EXTRACTED ENTRIES Block Start

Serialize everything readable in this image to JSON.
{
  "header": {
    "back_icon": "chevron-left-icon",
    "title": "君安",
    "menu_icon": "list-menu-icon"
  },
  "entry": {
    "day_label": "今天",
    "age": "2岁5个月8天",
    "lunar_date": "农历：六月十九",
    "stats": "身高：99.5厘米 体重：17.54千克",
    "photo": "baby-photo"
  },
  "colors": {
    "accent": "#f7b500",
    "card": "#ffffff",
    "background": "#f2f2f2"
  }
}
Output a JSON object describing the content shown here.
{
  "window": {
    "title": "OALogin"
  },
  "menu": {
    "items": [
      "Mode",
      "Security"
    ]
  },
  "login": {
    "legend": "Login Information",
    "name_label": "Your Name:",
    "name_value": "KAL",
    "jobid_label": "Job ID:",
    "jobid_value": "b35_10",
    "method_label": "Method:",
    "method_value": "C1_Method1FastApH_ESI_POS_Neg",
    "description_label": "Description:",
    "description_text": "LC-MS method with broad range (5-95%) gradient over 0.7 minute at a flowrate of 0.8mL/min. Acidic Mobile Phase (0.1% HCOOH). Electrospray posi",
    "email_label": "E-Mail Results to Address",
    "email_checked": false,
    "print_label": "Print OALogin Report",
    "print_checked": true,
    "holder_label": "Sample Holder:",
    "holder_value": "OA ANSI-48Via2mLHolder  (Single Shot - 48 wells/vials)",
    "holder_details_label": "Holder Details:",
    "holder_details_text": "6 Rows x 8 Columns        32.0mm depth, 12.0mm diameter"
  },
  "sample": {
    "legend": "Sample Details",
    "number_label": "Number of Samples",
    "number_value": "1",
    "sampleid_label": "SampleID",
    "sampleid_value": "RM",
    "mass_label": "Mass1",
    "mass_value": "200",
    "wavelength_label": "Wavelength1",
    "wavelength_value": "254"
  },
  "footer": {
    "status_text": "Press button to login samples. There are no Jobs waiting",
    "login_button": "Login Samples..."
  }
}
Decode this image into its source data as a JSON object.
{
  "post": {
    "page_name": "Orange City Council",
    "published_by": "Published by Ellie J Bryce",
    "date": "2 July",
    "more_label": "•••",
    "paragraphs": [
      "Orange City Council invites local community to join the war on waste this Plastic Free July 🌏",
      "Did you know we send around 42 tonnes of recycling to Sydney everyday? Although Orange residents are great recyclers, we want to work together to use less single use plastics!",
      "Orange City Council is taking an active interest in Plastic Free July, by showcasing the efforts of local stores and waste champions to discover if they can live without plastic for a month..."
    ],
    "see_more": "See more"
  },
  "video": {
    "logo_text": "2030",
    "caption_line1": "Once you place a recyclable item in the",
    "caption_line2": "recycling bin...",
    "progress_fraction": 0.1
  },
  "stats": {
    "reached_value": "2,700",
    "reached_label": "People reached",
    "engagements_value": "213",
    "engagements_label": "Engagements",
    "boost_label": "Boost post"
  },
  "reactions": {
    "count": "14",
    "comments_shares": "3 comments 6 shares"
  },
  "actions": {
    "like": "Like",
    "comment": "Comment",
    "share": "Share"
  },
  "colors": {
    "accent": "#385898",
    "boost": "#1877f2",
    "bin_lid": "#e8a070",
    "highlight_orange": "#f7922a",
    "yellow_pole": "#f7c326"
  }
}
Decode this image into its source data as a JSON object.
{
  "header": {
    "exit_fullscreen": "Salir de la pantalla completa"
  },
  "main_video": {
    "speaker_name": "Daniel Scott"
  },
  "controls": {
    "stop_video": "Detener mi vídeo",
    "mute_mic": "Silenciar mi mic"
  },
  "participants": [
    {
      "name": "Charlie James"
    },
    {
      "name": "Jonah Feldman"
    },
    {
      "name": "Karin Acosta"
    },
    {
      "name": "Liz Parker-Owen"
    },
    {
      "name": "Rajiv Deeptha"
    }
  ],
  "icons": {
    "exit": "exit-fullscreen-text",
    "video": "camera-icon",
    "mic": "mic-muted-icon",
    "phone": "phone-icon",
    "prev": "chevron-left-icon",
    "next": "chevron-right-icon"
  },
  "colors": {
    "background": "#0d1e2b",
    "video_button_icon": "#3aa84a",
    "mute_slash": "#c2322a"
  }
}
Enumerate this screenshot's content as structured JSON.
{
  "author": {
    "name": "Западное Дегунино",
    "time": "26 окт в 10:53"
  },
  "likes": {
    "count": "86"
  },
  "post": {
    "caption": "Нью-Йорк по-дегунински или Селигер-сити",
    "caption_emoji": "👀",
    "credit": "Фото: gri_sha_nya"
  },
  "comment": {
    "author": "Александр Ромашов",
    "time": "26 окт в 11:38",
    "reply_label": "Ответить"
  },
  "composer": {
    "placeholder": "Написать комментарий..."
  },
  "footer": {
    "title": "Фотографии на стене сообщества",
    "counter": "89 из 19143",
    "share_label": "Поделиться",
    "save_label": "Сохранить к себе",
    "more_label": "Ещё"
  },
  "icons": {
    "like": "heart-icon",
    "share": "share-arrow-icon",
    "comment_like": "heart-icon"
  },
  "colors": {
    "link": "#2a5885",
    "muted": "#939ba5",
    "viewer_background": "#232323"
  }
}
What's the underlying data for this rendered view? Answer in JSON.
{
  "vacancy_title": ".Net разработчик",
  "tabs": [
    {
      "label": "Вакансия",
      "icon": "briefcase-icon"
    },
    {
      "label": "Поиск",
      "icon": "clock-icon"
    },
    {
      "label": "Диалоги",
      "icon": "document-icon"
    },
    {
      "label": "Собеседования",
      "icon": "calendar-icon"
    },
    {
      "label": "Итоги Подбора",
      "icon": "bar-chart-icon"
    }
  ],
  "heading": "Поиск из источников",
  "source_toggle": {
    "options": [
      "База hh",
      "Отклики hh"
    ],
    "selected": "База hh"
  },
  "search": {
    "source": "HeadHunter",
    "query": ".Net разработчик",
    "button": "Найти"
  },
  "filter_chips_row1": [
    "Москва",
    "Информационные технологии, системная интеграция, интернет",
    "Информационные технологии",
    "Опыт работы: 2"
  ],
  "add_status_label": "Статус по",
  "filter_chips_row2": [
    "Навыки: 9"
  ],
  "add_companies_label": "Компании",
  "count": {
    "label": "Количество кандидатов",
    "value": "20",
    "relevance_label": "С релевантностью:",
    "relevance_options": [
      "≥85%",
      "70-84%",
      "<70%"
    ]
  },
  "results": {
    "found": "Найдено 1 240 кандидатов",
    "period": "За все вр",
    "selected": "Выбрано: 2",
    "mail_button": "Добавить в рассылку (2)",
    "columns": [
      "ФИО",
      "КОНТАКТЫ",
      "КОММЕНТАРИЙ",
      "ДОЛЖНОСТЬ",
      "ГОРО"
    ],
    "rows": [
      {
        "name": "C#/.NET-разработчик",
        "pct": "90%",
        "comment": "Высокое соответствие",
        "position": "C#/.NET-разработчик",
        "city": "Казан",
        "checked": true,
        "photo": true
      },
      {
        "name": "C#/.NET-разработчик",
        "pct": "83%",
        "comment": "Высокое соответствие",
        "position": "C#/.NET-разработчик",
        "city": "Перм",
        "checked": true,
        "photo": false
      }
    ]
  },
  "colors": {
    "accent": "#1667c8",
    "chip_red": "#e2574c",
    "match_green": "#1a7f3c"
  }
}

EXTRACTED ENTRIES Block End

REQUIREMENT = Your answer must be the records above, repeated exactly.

RESULT FOR THIS EXERCISE =
Serialize everything readable in this image to JSON.
{
  "header": {
    "back_icon": "chevron-left-icon",
    "title": "君安",
    "menu_icon": "list-menu-icon"
  },
  "entry": {
    "day_label": "今天",
    "age": "2岁5个月8天",
    "lunar_date": "农历：六月十九",
    "stats": "身高：99.5厘米 体重：17.54千克",
    "photo": "baby-photo"
  },
  "colors": {
    "accent": "#f7b500",
    "card": "#ffffff",
    "background": "#f2f2f2"
  }
}
Output a JSON object describing the content shown here.
{
  "window": {
    "title": "OALogin"
  },
  "menu": {
    "items": [
      "Mode",
      "Security"
    ]
  },
  "login": {
    "legend": "Login Information",
    "name_label": "Your Name:",
    "name_value": "KAL",
    "jobid_label": "Job ID:",
    "jobid_value": "b35_10",
    "method_label": "Method:",
    "method_value": "C1_Method1FastApH_ESI_POS_Neg",
    "description_label": "Description:",
    "description_text": "LC-MS method with broad range (5-95%) gradient over 0.7 minute at a flowrate of 0.8mL/min. Acidic Mobile Phase (0.1% HCOOH). Electrospray posi",
    "email_label": "E-Mail Results to Address",
    "email_checked": false,
    "print_label": "Print OALogin Report",
    "print_checked": true,
    "holder_label": "Sample Holder:",
    "holder_value": "OA ANSI-48Via2mLHolder  (Single Shot - 48 wells/vials)",
    "holder_details_label": "Holder Details:",
    "holder_details_text": "6 Rows x 8 Columns        32.0mm depth, 12.0mm diameter"
  },
  "sample": {
    "legend": "Sample Details",
    "number_label": "Number of Samples",
    "number_value": "1",
    "sampleid_label": "SampleID",
    "sampleid_value": "RM",
    "mass_label": "Mass1",
    "mass_value": "200",
    "wavelength_label": "Wavelength1",
    "wavelength_value": "254"
  },
  "footer": {
    "status_text": "Press button to login samples. There are no Jobs waiting",
    "login_button": "Login Samples..."
  }
}
Decode this image into its source data as a JSON object.
{
  "post": {
    "page_name": "Orange City Council",
    "published_by": "Published by Ellie J Bryce",
    "date": "2 July",
    "more_label": "•••",
    "paragraphs": [
      "Orange City Council invites local community to join the war on waste this Plastic Free July 🌏",
      "Did you know we send around 42 tonnes of recycling to Sydney everyday? Although Orange residents are great recyclers, we want to work together to use less single use plastics!",
      "Orange City Council is taking an active interest in Plastic Free July, by showcasing the efforts of local stores and waste champions to discover if they can live without plastic for a month..."
    ],
    "see_more": "See more"
  },
  "video": {
    "logo_text": "2030",
    "caption_line1": "Once you place a recyclable item in the",
    "caption_line2": "recycling bin...",
    "progress_fraction": 0.1
  },
  "stats": {
    "reached_value": "2,700",
    "reached_label": "People reached",
    "engagements_value": "213",
    "engagements_label": "Engagements",
    "boost_label": "Boost post"
  },
  "reactions": {
    "count": "14",
    "comments_shares": "3 comments 6 shares"
  },
  "actions": {
    "like": "Like",
    "comment": "Comment",
    "share": "Share"
  },
  "colors": {
    "accent": "#385898",
    "boost": "#1877f2",
    "bin_lid": "#e8a070",
    "highlight_orange": "#f7922a",
    "yellow_pole": "#f7c326"
  }
}
Decode this image into its source data as a JSON object.
{
  "header": {
    "exit_fullscreen": "Salir de la pantalla completa"
  },
  "main_video": {
    "speaker_name": "Daniel Scott"
  },
  "controls": {
    "stop_video": "Detener mi vídeo",
    "mute_mic": "Silenciar mi mic"
  },
  "participants": [
    {
      "name": "Charlie James"
    },
    {
      "name": "Jonah Feldman"
    },
    {
      "name": "Karin Acosta"
    },
    {
      "name": "Liz Parker-Owen"
    },
    {
      "name": "Rajiv Deeptha"
    }
  ],
  "icons": {
    "exit": "exit-fullscreen-text",
    "video": "camera-icon",
    "mic": "mic-muted-icon",
    "phone": "phone-icon",
    "prev": "chevron-left-icon",
    "next": "chevron-right-icon"
  },
  "colors": {
    "background": "#0d1e2b",
    "video_button_icon": "#3aa84a",
    "mute_slash": "#c2322a"
  }
}
Enumerate this screenshot's content as structured JSON.
{
  "author": {
    "name": "Западное Дегунино",
    "time": "26 окт в 10:53"
  },
  "likes": {
    "count": "86"
  },
  "post": {
    "caption": "Нью-Йорк по-дегунински или Селигер-сити",
    "caption_emoji": "👀",
    "credit": "Фото: gri_sha_nya"
  },
  "comment": {
    "author": "Александр Ромашов",
    "time": "26 окт в 11:38",
    "reply_label": "Ответить"
  },
  "composer": {
    "placeholder": "Написать комментарий..."
  },
  "footer": {
    "title": "Фотографии на стене сообщества",
    "counter": "89 из 19143",
    "share_label": "Поделиться",
    "save_label": "Сохранить к себе",
    "more_label": "Ещё"
  },
  "icons": {
    "like": "heart-icon",
    "share": "share-arrow-icon",
    "comment_like": "heart-icon"
  },
  "colors": {
    "link": "#2a5885",
    "muted": "#939ba5",
    "viewer_background": "#232323"
  }
}
What's the underlying data for this rendered view? Answer in JSON.
{
  "vacancy_title": ".Net разработчик",
  "tabs": [
    {
      "label": "Вакансия",
      "icon": "briefcase-icon"
    },
    {
      "label": "Поиск",
      "icon": "clock-icon"
    },
    {
      "label": "Диалоги",
      "icon": "document-icon"
    },
    {
      "label": "Собеседования",
      "icon": "calendar-icon"
    },
    {
      "label": "Итоги Подбора",
      "icon": "bar-chart-icon"
    }
  ],
  "heading": "Поиск из источников",
  "source_toggle": {
    "options": [
      "База hh",
      "Отклики hh"
    ],
    "selected": "База hh"
  },
  "search": {
    "source": "HeadHunter",
    "query": ".Net разработчик",
    "button": "Найти"
  },
  "filter_chips_row1": [
    "Москва",
    "Информационные технологии, системная интеграция, интернет",
    "Информационные технологии",
    "Опыт работы: 2"
  ],
  "add_status_label": "Статус по",
  "filter_chips_row2": [
    "Навыки: 9"
  ],
  "add_companies_label": "Компании",
  "count": {
    "label": "Количество кандидатов",
    "value": "20",
    "relevance_label": "С релевантностью:",
    "relevance_options": [
      "≥85%",
      "70-84%",
      "<70%"
    ]
  },
  "results": {
    "found": "Найдено 1 240 кандидатов",
    "period": "За все вр",
    "selected": "Выбрано: 2",
    "mail_button": "Добавить в рассылку (2)",
    "columns": [
      "ФИО",
      "КОНТАКТЫ",
      "КОММЕНТАРИЙ",
      "ДОЛЖНОСТЬ",
      "ГОРО"
    ],
    "rows": [
      {
        "name": "C#/.NET-разработчик",
        "pct": "90%",
        "comment": "Высокое соответствие",
        "position": "C#/.NET-разработчик",
        "city": "Казан",
        "checked": true,
        "photo": true
      },
      {
        "name": "C#/.NET-разработчик",
        "pct": "83%",
        "comment": "Высокое соответствие",
        "position": "C#/.NET-разработчик",
        "city": "Перм",
        "checked": true,
        "photo": false
      }
    ]
  },
  "colors": {
    "accent": "#1667c8",
    "chip_red": "#e2574c",
    "match_green": "#1a7f3c"
  }
}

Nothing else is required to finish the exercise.